A Mum’s Facebook post about free Calpol and other first aid essentials for children has gone viral this week. The BBC have talked about it and opinion is massively divided on it.
So I thought I’d chuck my 2 pennies into the debate! Firstly, the mum who started to hoo haa wasn’t completely accurate in her summary of the scheme.. but that aside, lets consider the ethics.
The NHS is on its’ knees. There are too many people needing too much of the already too over stretched resources. And that is why I won’t be demanding my ‘right’ to free Calpol for my kids.

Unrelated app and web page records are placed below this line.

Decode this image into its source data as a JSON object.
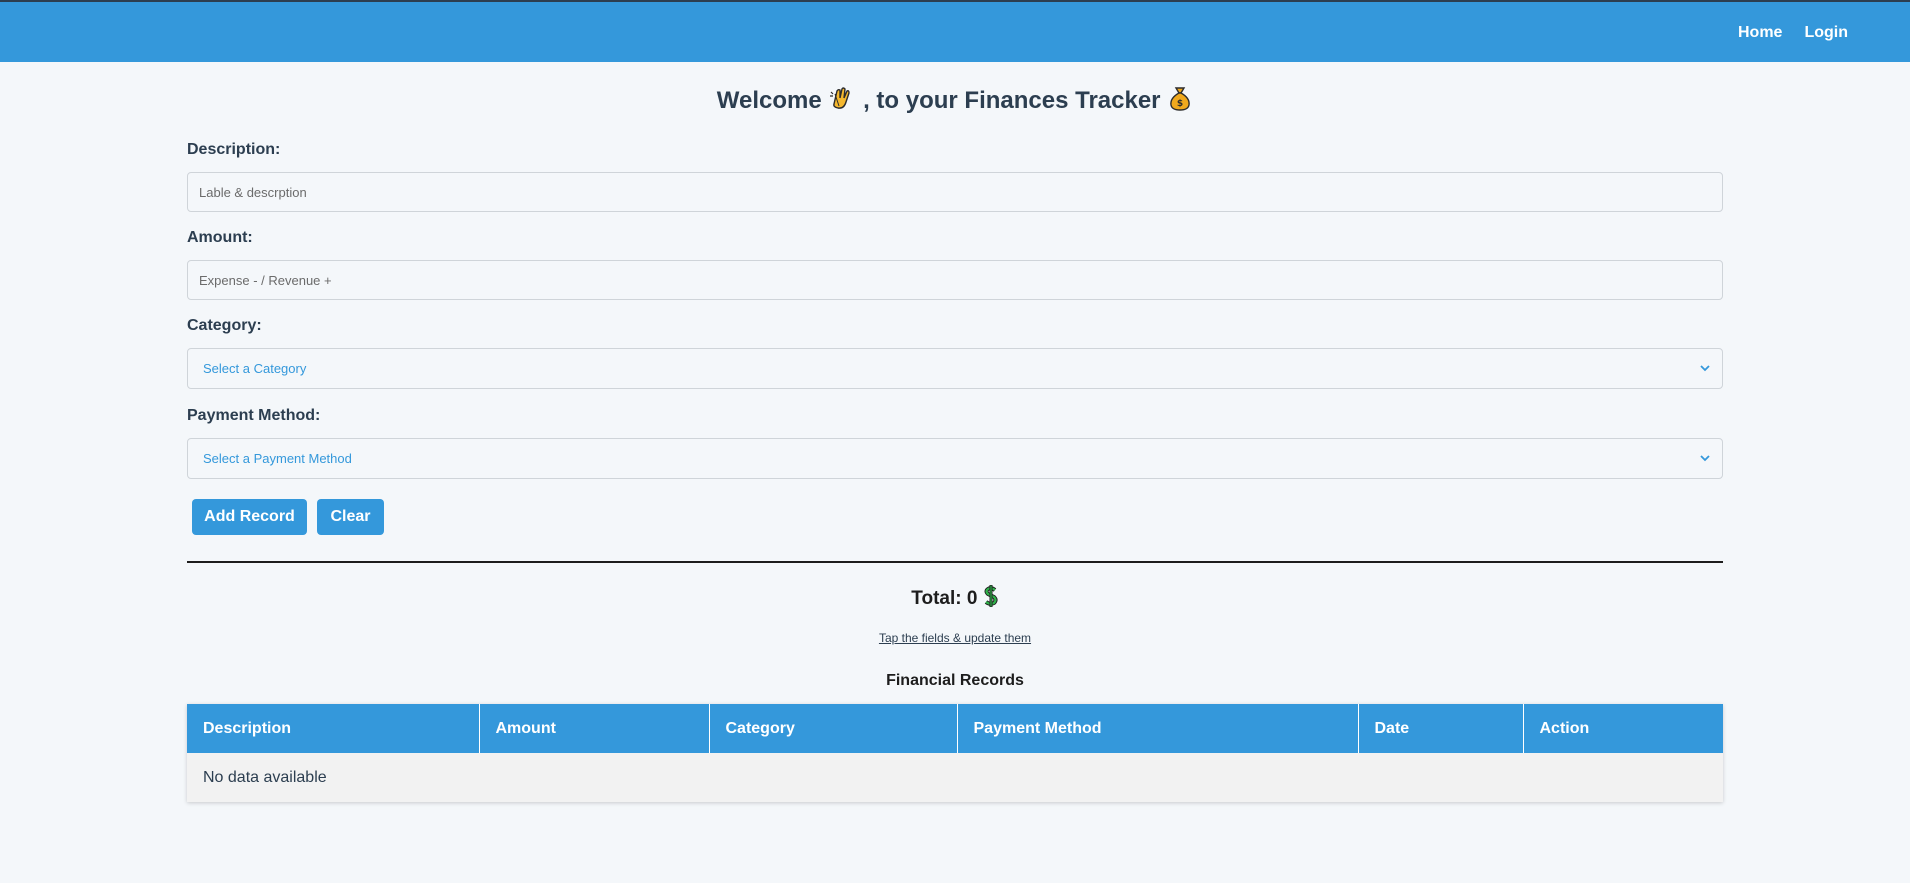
{
  "nav": {
    "home": "Home",
    "login": "Login"
  },
  "header": {
    "title_pre": "Welcome",
    "title_post": ", to your Finances Tracker"
  },
  "form": {
    "description_label": "Description:",
    "description_placeholder": "Lable & descrption",
    "amount_label": "Amount:",
    "amount_placeholder": "Expense - / Revenue +",
    "category_label": "Category:",
    "category_value": "Select a Category",
    "payment_label": "Payment Method:",
    "payment_value": "Select a Payment Method",
    "add_button": "Add Record",
    "clear_button": "Clear"
  },
  "summary": {
    "total_label": "Total: 0"
  },
  "hint": "Tap the fields & update them",
  "records": {
    "title": "Financial Records",
    "columns": [
      "Description",
      "Amount",
      "Category",
      "Payment Method",
      "Date",
      "Action"
    ],
    "empty_text": "No data available"
  },
  "colors": {
    "accent": "#3498db",
    "background": "#f4f7fa",
    "text": "#2c3e50"
  },
  "icons": {
    "wave": "clapping-hands-icon",
    "money": "money-bag-icon",
    "dollar": "dollar-icon",
    "chevron": "chevron-down-icon"
  }
}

I would never describe myself as wealthy. Like every family I know, we struggle month on month to meet the financial demands of a young family. We make choices as to what to spend our money on and what not to. Some months having a teething toddler and a Year R’r with a habit of bringing home the latest virus from school, means that we plough through Calpol, Neurofen and other child related pharmacy essentials at an alarming rate. And I can’t lie, there have been times when, two days before payday, we’ve needed more and we’ve been scrabbling around for the change to buy some.
But despite this, I won’t be joining the stampede to the chemist to get it for free.
And it’s for the simple reason that, heaven forbid that anyone dear to me should ever need critical treatment for an accident or illness, I want there to be money in the NHS to pay for that!
So to anyone who’s thinking, ‘I’m entitled’ I’d respectfully ask that you stop and think. the NHS is on its’ knees already. People regularly get declined vital treatments or get given a less effective care pathway because budgets are so tight. You might think that your bottle of Calpol won’t break the NHS, but what if EVERY parent of EVERY child in this country thought that way?
We are incredibly blessed in the UK to have access to a free health service and, politics aside, it’s down to us to be responsible in the way we call on that service in order for it to survive.
So, if you can afford chocolate, crisps, fizzy drinks, ciggies, Sky TV, a lotto scratchcard, false nails, fake tan, hair extensions or petrol for your car, a bottle of wine or any other ‘essential’ that you could survive with less of, then you can sure as hell pay for a bottle of medication for your child!
Let the people who genuinely live in food and heating poverty with their children benefit from it. They’re who the system is for.
Just because you CAN get it free, doesn’t mean you SHOULD!